Problem requirements:
Reproduce the records. Keep every word exact and include no images.

Data for the task:
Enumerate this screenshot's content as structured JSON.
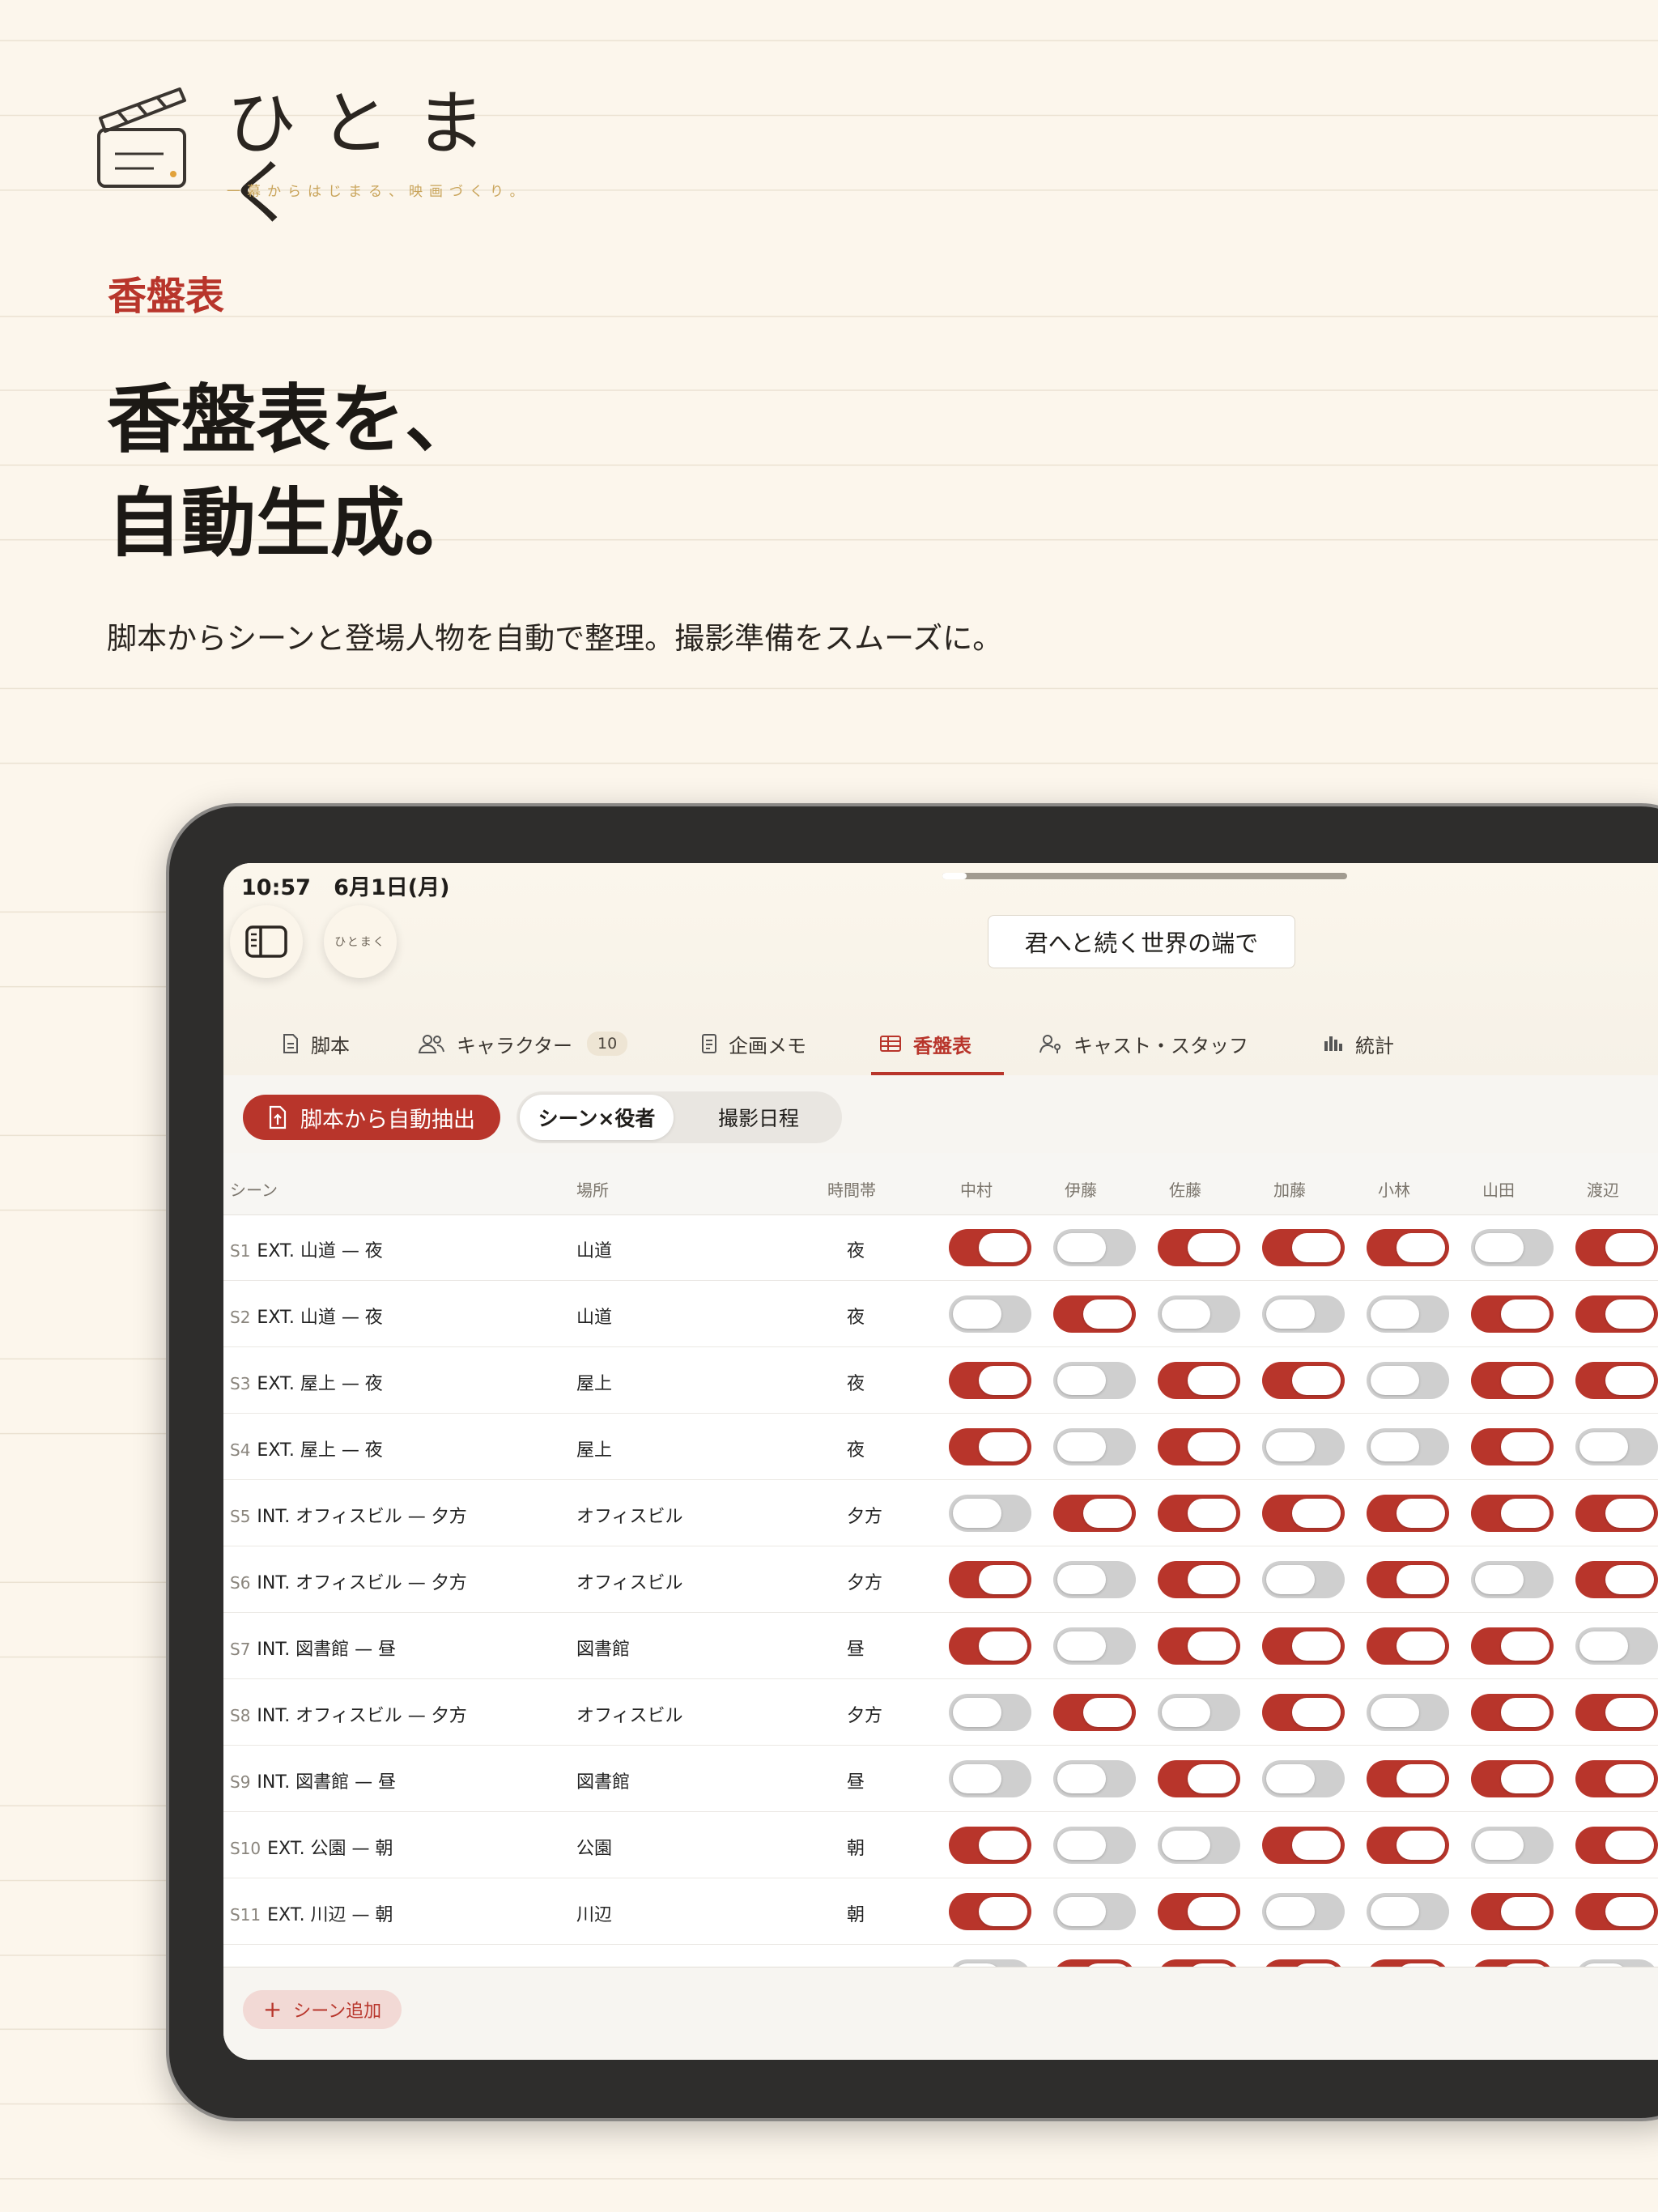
{
  "brand": {
    "name": "ひとまく",
    "tagline": "一幕からはじまる、映画づくり。",
    "accent_color": "#b8352b"
  },
  "promo": {
    "section_label": "香盤表",
    "headline": [
      "香盤表を、",
      "自動生成。"
    ],
    "subcopy": "脚本からシーンと登場人物を自動で整理。撮影準備をスムーズに。"
  },
  "device": {
    "status_time": "10:57",
    "status_date": "6月1日(月)"
  },
  "app": {
    "logo_small": "ひとまく",
    "project_title": "君へと続く世界の端で",
    "tabs": [
      {
        "label": "脚本",
        "icon": "document-icon"
      },
      {
        "label": "キャラクター",
        "icon": "people-icon",
        "badge": "10"
      },
      {
        "label": "企画メモ",
        "icon": "memo-icon"
      },
      {
        "label": "香盤表",
        "icon": "table-icon",
        "active": true
      },
      {
        "label": "キャスト・スタッフ",
        "icon": "person-key-icon"
      },
      {
        "label": "統計",
        "icon": "bar-chart-icon"
      }
    ],
    "toolbar": {
      "extract_label": "脚本から自動抽出",
      "segments": [
        "シーン×役者",
        "撮影日程"
      ]
    },
    "table": {
      "headers": {
        "scene": "シーン",
        "location": "場所",
        "time": "時間帯"
      },
      "actors": [
        "中村",
        "伊藤",
        "佐藤",
        "加藤",
        "小林",
        "山田",
        "渡辺"
      ],
      "rows": [
        {
          "num": "S1",
          "name": "EXT. 山道 — 夜",
          "location": "山道",
          "time": "夜",
          "cast": [
            1,
            0,
            1,
            1,
            1,
            0,
            1
          ]
        },
        {
          "num": "S2",
          "name": "EXT. 山道 — 夜",
          "location": "山道",
          "time": "夜",
          "cast": [
            0,
            1,
            0,
            0,
            0,
            1,
            1
          ]
        },
        {
          "num": "S3",
          "name": "EXT. 屋上 — 夜",
          "location": "屋上",
          "time": "夜",
          "cast": [
            1,
            0,
            1,
            1,
            0,
            1,
            1
          ]
        },
        {
          "num": "S4",
          "name": "EXT. 屋上 — 夜",
          "location": "屋上",
          "time": "夜",
          "cast": [
            1,
            0,
            1,
            0,
            0,
            1,
            0
          ]
        },
        {
          "num": "S5",
          "name": "INT. オフィスビル — 夕方",
          "location": "オフィスビル",
          "time": "夕方",
          "cast": [
            0,
            1,
            1,
            1,
            1,
            1,
            1
          ]
        },
        {
          "num": "S6",
          "name": "INT. オフィスビル — 夕方",
          "location": "オフィスビル",
          "time": "夕方",
          "cast": [
            1,
            0,
            1,
            0,
            1,
            0,
            1
          ]
        },
        {
          "num": "S7",
          "name": "INT. 図書館 — 昼",
          "location": "図書館",
          "time": "昼",
          "cast": [
            1,
            0,
            1,
            1,
            1,
            1,
            0
          ]
        },
        {
          "num": "S8",
          "name": "INT. オフィスビル — 夕方",
          "location": "オフィスビル",
          "time": "夕方",
          "cast": [
            0,
            1,
            0,
            1,
            0,
            1,
            1
          ]
        },
        {
          "num": "S9",
          "name": "INT. 図書館 — 昼",
          "location": "図書館",
          "time": "昼",
          "cast": [
            0,
            0,
            1,
            0,
            1,
            1,
            1
          ]
        },
        {
          "num": "S10",
          "name": "EXT. 公園 — 朝",
          "location": "公園",
          "time": "朝",
          "cast": [
            1,
            0,
            0,
            1,
            1,
            0,
            1
          ]
        },
        {
          "num": "S11",
          "name": "EXT. 川辺 — 朝",
          "location": "川辺",
          "time": "朝",
          "cast": [
            1,
            0,
            1,
            0,
            0,
            1,
            1
          ]
        },
        {
          "num": "",
          "name": "",
          "location": "",
          "time": "",
          "cast": [
            0,
            1,
            1,
            1,
            1,
            1,
            0
          ]
        }
      ]
    },
    "add_scene_label": "シーン追加"
  }
}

Answer section:
Enumerate this screenshot's content as structured JSON.
{
  "brand": {
    "name": "ひとまく",
    "tagline": "一幕からはじまる、映画づくり。",
    "accent_color": "#b8352b"
  },
  "promo": {
    "section_label": "香盤表",
    "headline": [
      "香盤表を、",
      "自動生成。"
    ],
    "subcopy": "脚本からシーンと登場人物を自動で整理。撮影準備をスムーズに。"
  },
  "device": {
    "status_time": "10:57",
    "status_date": "6月1日(月)"
  },
  "app": {
    "logo_small": "ひとまく",
    "project_title": "君へと続く世界の端で",
    "tabs": [
      {
        "label": "脚本",
        "icon": "document-icon"
      },
      {
        "label": "キャラクター",
        "icon": "people-icon",
        "badge": "10"
      },
      {
        "label": "企画メモ",
        "icon": "memo-icon"
      },
      {
        "label": "香盤表",
        "icon": "table-icon",
        "active": true
      },
      {
        "label": "キャスト・スタッフ",
        "icon": "person-key-icon"
      },
      {
        "label": "統計",
        "icon": "bar-chart-icon"
      }
    ],
    "toolbar": {
      "extract_label": "脚本から自動抽出",
      "segments": [
        "シーン×役者",
        "撮影日程"
      ]
    },
    "table": {
      "headers": {
        "scene": "シーン",
        "location": "場所",
        "time": "時間帯"
      },
      "actors": [
        "中村",
        "伊藤",
        "佐藤",
        "加藤",
        "小林",
        "山田",
        "渡辺"
      ],
      "rows": [
        {
          "num": "S1",
          "name": "EXT. 山道 — 夜",
          "location": "山道",
          "time": "夜",
          "cast": [
            1,
            0,
            1,
            1,
            1,
            0,
            1
          ]
        },
        {
          "num": "S2",
          "name": "EXT. 山道 — 夜",
          "location": "山道",
          "time": "夜",
          "cast": [
            0,
            1,
            0,
            0,
            0,
            1,
            1
          ]
        },
        {
          "num": "S3",
          "name": "EXT. 屋上 — 夜",
          "location": "屋上",
          "time": "夜",
          "cast": [
            1,
            0,
            1,
            1,
            0,
            1,
            1
          ]
        },
        {
          "num": "S4",
          "name": "EXT. 屋上 — 夜",
          "location": "屋上",
          "time": "夜",
          "cast": [
            1,
            0,
            1,
            0,
            0,
            1,
            0
          ]
        },
        {
          "num": "S5",
          "name": "INT. オフィスビル — 夕方",
          "location": "オフィスビル",
          "time": "夕方",
          "cast": [
            0,
            1,
            1,
            1,
            1,
            1,
            1
          ]
        },
        {
          "num": "S6",
          "name": "INT. オフィスビル — 夕方",
          "location": "オフィスビル",
          "time": "夕方",
          "cast": [
            1,
            0,
            1,
            0,
            1,
            0,
            1
          ]
        },
        {
          "num": "S7",
          "name": "INT. 図書館 — 昼",
          "location": "図書館",
          "time": "昼",
          "cast": [
            1,
            0,
            1,
            1,
            1,
            1,
            0
          ]
        },
        {
          "num": "S8",
          "name": "INT. オフィスビル — 夕方",
          "location": "オフィスビル",
          "time": "夕方",
          "cast": [
            0,
            1,
            0,
            1,
            0,
            1,
            1
          ]
        },
        {
          "num": "S9",
          "name": "INT. 図書館 — 昼",
          "location": "図書館",
          "time": "昼",
          "cast": [
            0,
            0,
            1,
            0,
            1,
            1,
            1
          ]
        },
        {
          "num": "S10",
          "name": "EXT. 公園 — 朝",
          "location": "公園",
          "time": "朝",
          "cast": [
            1,
            0,
            0,
            1,
            1,
            0,
            1
          ]
        },
        {
          "num": "S11",
          "name": "EXT. 川辺 — 朝",
          "location": "川辺",
          "time": "朝",
          "cast": [
            1,
            0,
            1,
            0,
            0,
            1,
            1
          ]
        },
        {
          "num": "",
          "name": "",
          "location": "",
          "time": "",
          "cast": [
            0,
            1,
            1,
            1,
            1,
            1,
            0
          ]
        }
      ]
    },
    "add_scene_label": "シーン追加"
  }
}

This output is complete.